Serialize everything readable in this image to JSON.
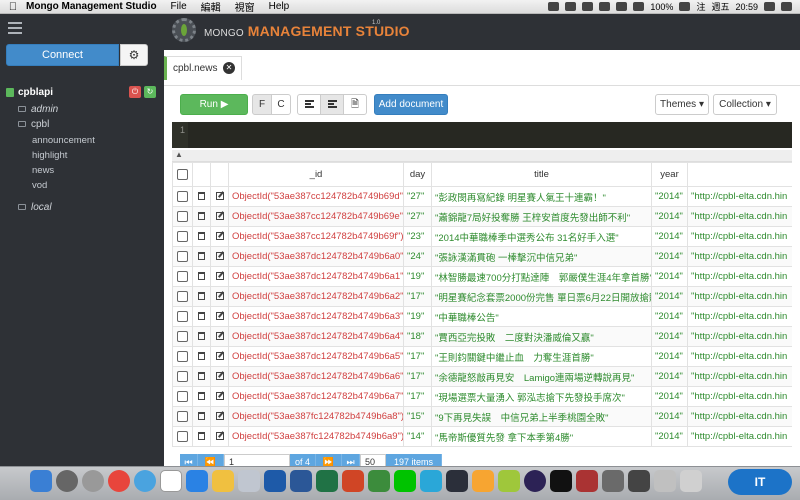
{
  "menubar": {
    "app_name": "Mongo Management Studio",
    "items": [
      "File",
      "編輯",
      "視窗",
      "Help"
    ],
    "battery": "100%",
    "input_method": "注",
    "day": "週五",
    "time": "20:59",
    "status_icons": [
      "dropbox-icon",
      "dropbox-icon",
      "evernote-icon",
      "chrome-icon",
      "adobe-icon",
      "wifi-icon",
      "volume-icon",
      "battery-icon",
      "user-icon",
      "search-icon",
      "list-icon"
    ]
  },
  "sidebar": {
    "connect_label": "Connect",
    "server_name": "cpblapi",
    "databases": [
      {
        "name": "admin",
        "italic": true
      },
      {
        "name": "cpbl",
        "italic": false,
        "collections": [
          "announcement",
          "highlight",
          "news",
          "vod"
        ]
      },
      {
        "name": "local",
        "italic": true
      }
    ]
  },
  "header": {
    "logo_small": "MONGO",
    "logo_big": "MANAGEMENT STUDIO",
    "version": "1.0"
  },
  "tab": {
    "label": "cpbl.news"
  },
  "toolbar": {
    "run_label": "Run",
    "f_label": "F",
    "c_label": "C",
    "add_document_label": "Add document",
    "themes_label": "Themes",
    "collection_label": "Collection"
  },
  "editor": {
    "line_number": "1"
  },
  "table": {
    "columns": [
      "_id",
      "day",
      "title",
      "year",
      ""
    ],
    "rows": [
      {
        "id": "ObjectId(\"53ae387cc124782b4749b69d\")",
        "day": "\"27\"",
        "title": "\"彭政閔再寫紀錄 明星賽人氣王十連霸！\"",
        "year": "\"2014\"",
        "link": "\"http://cpbl-elta.cdn.hin"
      },
      {
        "id": "ObjectId(\"53ae387cc124782b4749b69e\")",
        "day": "\"27\"",
        "title": "\"蕭錦龍7局好投奪勝 王梓安首度先發出師不利\"",
        "year": "\"2014\"",
        "link": "\"http://cpbl-elta.cdn.hin"
      },
      {
        "id": "ObjectId(\"53ae387cc124782b4749b69f\")",
        "day": "\"23\"",
        "title": "\"2014中華職棒季中選秀公布 31名好手入選\"",
        "year": "\"2014\"",
        "link": "\"http://cpbl-elta.cdn.hin"
      },
      {
        "id": "ObjectId(\"53ae387dc124782b4749b6a0\")",
        "day": "\"24\"",
        "title": "\"張詠漢滿貫砲 一棒擊沉中信兄弟\"",
        "year": "\"2014\"",
        "link": "\"http://cpbl-elta.cdn.hin"
      },
      {
        "id": "ObjectId(\"53ae387dc124782b4749b6a1\")",
        "day": "\"19\"",
        "title": "\"林智勝最速700分打點達陣　郭嚴僕生涯4年拿首勝\"",
        "year": "\"2014\"",
        "link": "\"http://cpbl-elta.cdn.hin"
      },
      {
        "id": "ObjectId(\"53ae387dc124782b4749b6a2\")",
        "day": "\"17\"",
        "title": "\"明星賽紀念套票2000份完售 單日票6月22日開放搶購\"",
        "year": "\"2014\"",
        "link": "\"http://cpbl-elta.cdn.hin"
      },
      {
        "id": "ObjectId(\"53ae387dc124782b4749b6a3\")",
        "day": "\"19\"",
        "title": "\"中華職棒公告\"",
        "year": "\"2014\"",
        "link": "\"http://cpbl-elta.cdn.hin"
      },
      {
        "id": "ObjectId(\"53ae387dc124782b4749b6a4\")",
        "day": "\"18\"",
        "title": "\"賈西亞完投敗　二度對決潘威倫又贏\"",
        "year": "\"2014\"",
        "link": "\"http://cpbl-elta.cdn.hin"
      },
      {
        "id": "ObjectId(\"53ae387dc124782b4749b6a5\")",
        "day": "\"17\"",
        "title": "\"王則鈞關鍵中繼止血　力奪生涯首勝\"",
        "year": "\"2014\"",
        "link": "\"http://cpbl-elta.cdn.hin"
      },
      {
        "id": "ObjectId(\"53ae387dc124782b4749b6a6\")",
        "day": "\"17\"",
        "title": "\"余德龍怒敲再見安　Lamigo連兩場逆轉說再見\"",
        "year": "\"2014\"",
        "link": "\"http://cpbl-elta.cdn.hin"
      },
      {
        "id": "ObjectId(\"53ae387dc124782b4749b6a7\")",
        "day": "\"17\"",
        "title": "\"現場選票大量湧入 郭泓志搶下先發投手席次\"",
        "year": "\"2014\"",
        "link": "\"http://cpbl-elta.cdn.hin"
      },
      {
        "id": "ObjectId(\"53ae387fc124782b4749b6a8\")",
        "day": "\"15\"",
        "title": "\"9下再見失誤　中信兄弟上半季桃園全敗\"",
        "year": "\"2014\"",
        "link": "\"http://cpbl-elta.cdn.hin"
      },
      {
        "id": "ObjectId(\"53ae387fc124782b4749b6a9\")",
        "day": "\"14\"",
        "title": "\"馬帝斯優質先發 拿下本季第4勝\"",
        "year": "\"2014\"",
        "link": "\"http://cpbl-elta.cdn.hin"
      }
    ]
  },
  "pager": {
    "page_value": "1",
    "of_pages": "of 4",
    "page_size": "50",
    "items_count": "197 items"
  },
  "dock": {
    "badge_text": "IT"
  },
  "colors": {
    "sidebar_bg": "#2e3136",
    "accent_blue": "#428bca",
    "run_green": "#5cb85c",
    "logo_orange": "#e8833a",
    "id_red": "#d04040",
    "string_green": "#2e8b2e"
  }
}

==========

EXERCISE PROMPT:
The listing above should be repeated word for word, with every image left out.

SOLVED EXERCISE:
Serialize everything readable in this image to JSON.
{
  "menubar": {
    "app_name": "Mongo Management Studio",
    "items": [
      "File",
      "編輯",
      "視窗",
      "Help"
    ],
    "battery": "100%",
    "input_method": "注",
    "day": "週五",
    "time": "20:59",
    "status_icons": [
      "dropbox-icon",
      "dropbox-icon",
      "evernote-icon",
      "chrome-icon",
      "adobe-icon",
      "wifi-icon",
      "volume-icon",
      "battery-icon",
      "user-icon",
      "search-icon",
      "list-icon"
    ]
  },
  "sidebar": {
    "connect_label": "Connect",
    "server_name": "cpblapi",
    "databases": [
      {
        "name": "admin",
        "italic": true
      },
      {
        "name": "cpbl",
        "italic": false,
        "collections": [
          "announcement",
          "highlight",
          "news",
          "vod"
        ]
      },
      {
        "name": "local",
        "italic": true
      }
    ]
  },
  "header": {
    "logo_small": "MONGO",
    "logo_big": "MANAGEMENT STUDIO",
    "version": "1.0"
  },
  "tab": {
    "label": "cpbl.news"
  },
  "toolbar": {
    "run_label": "Run",
    "f_label": "F",
    "c_label": "C",
    "add_document_label": "Add document",
    "themes_label": "Themes",
    "collection_label": "Collection"
  },
  "editor": {
    "line_number": "1"
  },
  "table": {
    "columns": [
      "_id",
      "day",
      "title",
      "year",
      ""
    ],
    "rows": [
      {
        "id": "ObjectId(\"53ae387cc124782b4749b69d\")",
        "day": "\"27\"",
        "title": "\"彭政閔再寫紀錄 明星賽人氣王十連霸！\"",
        "year": "\"2014\"",
        "link": "\"http://cpbl-elta.cdn.hin"
      },
      {
        "id": "ObjectId(\"53ae387cc124782b4749b69e\")",
        "day": "\"27\"",
        "title": "\"蕭錦龍7局好投奪勝 王梓安首度先發出師不利\"",
        "year": "\"2014\"",
        "link": "\"http://cpbl-elta.cdn.hin"
      },
      {
        "id": "ObjectId(\"53ae387cc124782b4749b69f\")",
        "day": "\"23\"",
        "title": "\"2014中華職棒季中選秀公布 31名好手入選\"",
        "year": "\"2014\"",
        "link": "\"http://cpbl-elta.cdn.hin"
      },
      {
        "id": "ObjectId(\"53ae387dc124782b4749b6a0\")",
        "day": "\"24\"",
        "title": "\"張詠漢滿貫砲 一棒擊沉中信兄弟\"",
        "year": "\"2014\"",
        "link": "\"http://cpbl-elta.cdn.hin"
      },
      {
        "id": "ObjectId(\"53ae387dc124782b4749b6a1\")",
        "day": "\"19\"",
        "title": "\"林智勝最速700分打點達陣　郭嚴僕生涯4年拿首勝\"",
        "year": "\"2014\"",
        "link": "\"http://cpbl-elta.cdn.hin"
      },
      {
        "id": "ObjectId(\"53ae387dc124782b4749b6a2\")",
        "day": "\"17\"",
        "title": "\"明星賽紀念套票2000份完售 單日票6月22日開放搶購\"",
        "year": "\"2014\"",
        "link": "\"http://cpbl-elta.cdn.hin"
      },
      {
        "id": "ObjectId(\"53ae387dc124782b4749b6a3\")",
        "day": "\"19\"",
        "title": "\"中華職棒公告\"",
        "year": "\"2014\"",
        "link": "\"http://cpbl-elta.cdn.hin"
      },
      {
        "id": "ObjectId(\"53ae387dc124782b4749b6a4\")",
        "day": "\"18\"",
        "title": "\"賈西亞完投敗　二度對決潘威倫又贏\"",
        "year": "\"2014\"",
        "link": "\"http://cpbl-elta.cdn.hin"
      },
      {
        "id": "ObjectId(\"53ae387dc124782b4749b6a5\")",
        "day": "\"17\"",
        "title": "\"王則鈞關鍵中繼止血　力奪生涯首勝\"",
        "year": "\"2014\"",
        "link": "\"http://cpbl-elta.cdn.hin"
      },
      {
        "id": "ObjectId(\"53ae387dc124782b4749b6a6\")",
        "day": "\"17\"",
        "title": "\"余德龍怒敲再見安　Lamigo連兩場逆轉說再見\"",
        "year": "\"2014\"",
        "link": "\"http://cpbl-elta.cdn.hin"
      },
      {
        "id": "ObjectId(\"53ae387dc124782b4749b6a7\")",
        "day": "\"17\"",
        "title": "\"現場選票大量湧入 郭泓志搶下先發投手席次\"",
        "year": "\"2014\"",
        "link": "\"http://cpbl-elta.cdn.hin"
      },
      {
        "id": "ObjectId(\"53ae387fc124782b4749b6a8\")",
        "day": "\"15\"",
        "title": "\"9下再見失誤　中信兄弟上半季桃園全敗\"",
        "year": "\"2014\"",
        "link": "\"http://cpbl-elta.cdn.hin"
      },
      {
        "id": "ObjectId(\"53ae387fc124782b4749b6a9\")",
        "day": "\"14\"",
        "title": "\"馬帝斯優質先發 拿下本季第4勝\"",
        "year": "\"2014\"",
        "link": "\"http://cpbl-elta.cdn.hin"
      }
    ]
  },
  "pager": {
    "page_value": "1",
    "of_pages": "of 4",
    "page_size": "50",
    "items_count": "197 items"
  },
  "dock": {
    "badge_text": "IT"
  },
  "colors": {
    "sidebar_bg": "#2e3136",
    "accent_blue": "#428bca",
    "run_green": "#5cb85c",
    "logo_orange": "#e8833a",
    "id_red": "#d04040",
    "string_green": "#2e8b2e"
  }
}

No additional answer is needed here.